» **Action item**
Each line below should be quoted exactly, please.

» **Working data**
● ● ● ●

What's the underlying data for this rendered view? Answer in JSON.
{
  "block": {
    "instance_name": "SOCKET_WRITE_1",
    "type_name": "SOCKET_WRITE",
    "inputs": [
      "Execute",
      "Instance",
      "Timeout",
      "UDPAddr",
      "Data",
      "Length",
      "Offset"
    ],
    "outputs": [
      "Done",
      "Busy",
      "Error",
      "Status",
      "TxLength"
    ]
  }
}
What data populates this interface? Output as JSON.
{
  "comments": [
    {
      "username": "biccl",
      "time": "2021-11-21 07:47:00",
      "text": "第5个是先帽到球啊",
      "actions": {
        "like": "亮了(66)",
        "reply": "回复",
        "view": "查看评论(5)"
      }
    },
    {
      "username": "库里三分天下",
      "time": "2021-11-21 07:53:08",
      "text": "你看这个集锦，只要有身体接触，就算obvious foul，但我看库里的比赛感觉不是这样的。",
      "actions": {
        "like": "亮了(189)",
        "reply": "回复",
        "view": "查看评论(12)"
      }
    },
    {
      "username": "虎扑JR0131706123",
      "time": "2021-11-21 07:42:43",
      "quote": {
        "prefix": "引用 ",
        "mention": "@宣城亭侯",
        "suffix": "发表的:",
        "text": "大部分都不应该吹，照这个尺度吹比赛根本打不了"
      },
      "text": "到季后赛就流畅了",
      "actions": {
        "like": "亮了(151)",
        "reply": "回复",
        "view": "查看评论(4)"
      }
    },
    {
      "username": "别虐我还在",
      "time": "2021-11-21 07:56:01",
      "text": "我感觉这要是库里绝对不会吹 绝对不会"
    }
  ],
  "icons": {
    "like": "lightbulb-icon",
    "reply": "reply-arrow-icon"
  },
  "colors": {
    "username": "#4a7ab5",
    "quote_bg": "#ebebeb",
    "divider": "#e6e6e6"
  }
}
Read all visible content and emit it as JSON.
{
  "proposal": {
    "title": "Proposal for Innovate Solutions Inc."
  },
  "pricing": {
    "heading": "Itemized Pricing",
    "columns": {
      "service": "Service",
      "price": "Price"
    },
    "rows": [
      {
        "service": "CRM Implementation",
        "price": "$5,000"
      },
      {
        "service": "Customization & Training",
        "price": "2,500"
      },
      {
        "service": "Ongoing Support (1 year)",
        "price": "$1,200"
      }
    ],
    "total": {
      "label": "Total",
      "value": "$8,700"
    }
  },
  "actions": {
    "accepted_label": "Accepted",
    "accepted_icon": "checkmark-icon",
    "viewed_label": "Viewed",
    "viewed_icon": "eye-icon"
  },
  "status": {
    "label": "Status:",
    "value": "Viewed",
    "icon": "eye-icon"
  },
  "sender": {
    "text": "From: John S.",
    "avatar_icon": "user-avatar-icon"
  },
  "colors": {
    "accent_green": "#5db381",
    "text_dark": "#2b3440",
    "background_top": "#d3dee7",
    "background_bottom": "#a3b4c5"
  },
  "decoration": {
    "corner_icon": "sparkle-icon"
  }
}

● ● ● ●

» **Answer box**
What's the underlying data for this rendered view? Answer in JSON.
{
  "block": {
    "instance_name": "SOCKET_WRITE_1",
    "type_name": "SOCKET_WRITE",
    "inputs": [
      "Execute",
      "Instance",
      "Timeout",
      "UDPAddr",
      "Data",
      "Length",
      "Offset"
    ],
    "outputs": [
      "Done",
      "Busy",
      "Error",
      "Status",
      "TxLength"
    ]
  }
}
What data populates this interface? Output as JSON.
{
  "comments": [
    {
      "username": "biccl",
      "time": "2021-11-21 07:47:00",
      "text": "第5个是先帽到球啊",
      "actions": {
        "like": "亮了(66)",
        "reply": "回复",
        "view": "查看评论(5)"
      }
    },
    {
      "username": "库里三分天下",
      "time": "2021-11-21 07:53:08",
      "text": "你看这个集锦，只要有身体接触，就算obvious foul，但我看库里的比赛感觉不是这样的。",
      "actions": {
        "like": "亮了(189)",
        "reply": "回复",
        "view": "查看评论(12)"
      }
    },
    {
      "username": "虎扑JR0131706123",
      "time": "2021-11-21 07:42:43",
      "quote": {
        "prefix": "引用 ",
        "mention": "@宣城亭侯",
        "suffix": "发表的:",
        "text": "大部分都不应该吹，照这个尺度吹比赛根本打不了"
      },
      "text": "到季后赛就流畅了",
      "actions": {
        "like": "亮了(151)",
        "reply": "回复",
        "view": "查看评论(4)"
      }
    },
    {
      "username": "别虐我还在",
      "time": "2021-11-21 07:56:01",
      "text": "我感觉这要是库里绝对不会吹 绝对不会"
    }
  ],
  "icons": {
    "like": "lightbulb-icon",
    "reply": "reply-arrow-icon"
  },
  "colors": {
    "username": "#4a7ab5",
    "quote_bg": "#ebebeb",
    "divider": "#e6e6e6"
  }
}
Read all visible content and emit it as JSON.
{
  "proposal": {
    "title": "Proposal for Innovate Solutions Inc."
  },
  "pricing": {
    "heading": "Itemized Pricing",
    "columns": {
      "service": "Service",
      "price": "Price"
    },
    "rows": [
      {
        "service": "CRM Implementation",
        "price": "$5,000"
      },
      {
        "service": "Customization & Training",
        "price": "2,500"
      },
      {
        "service": "Ongoing Support (1 year)",
        "price": "$1,200"
      }
    ],
    "total": {
      "label": "Total",
      "value": "$8,700"
    }
  },
  "actions": {
    "accepted_label": "Accepted",
    "accepted_icon": "checkmark-icon",
    "viewed_label": "Viewed",
    "viewed_icon": "eye-icon"
  },
  "status": {
    "label": "Status:",
    "value": "Viewed",
    "icon": "eye-icon"
  },
  "sender": {
    "text": "From: John S.",
    "avatar_icon": "user-avatar-icon"
  },
  "colors": {
    "accent_green": "#5db381",
    "text_dark": "#2b3440",
    "background_top": "#d3dee7",
    "background_bottom": "#a3b4c5"
  },
  "decoration": {
    "corner_icon": "sparkle-icon"
  }
}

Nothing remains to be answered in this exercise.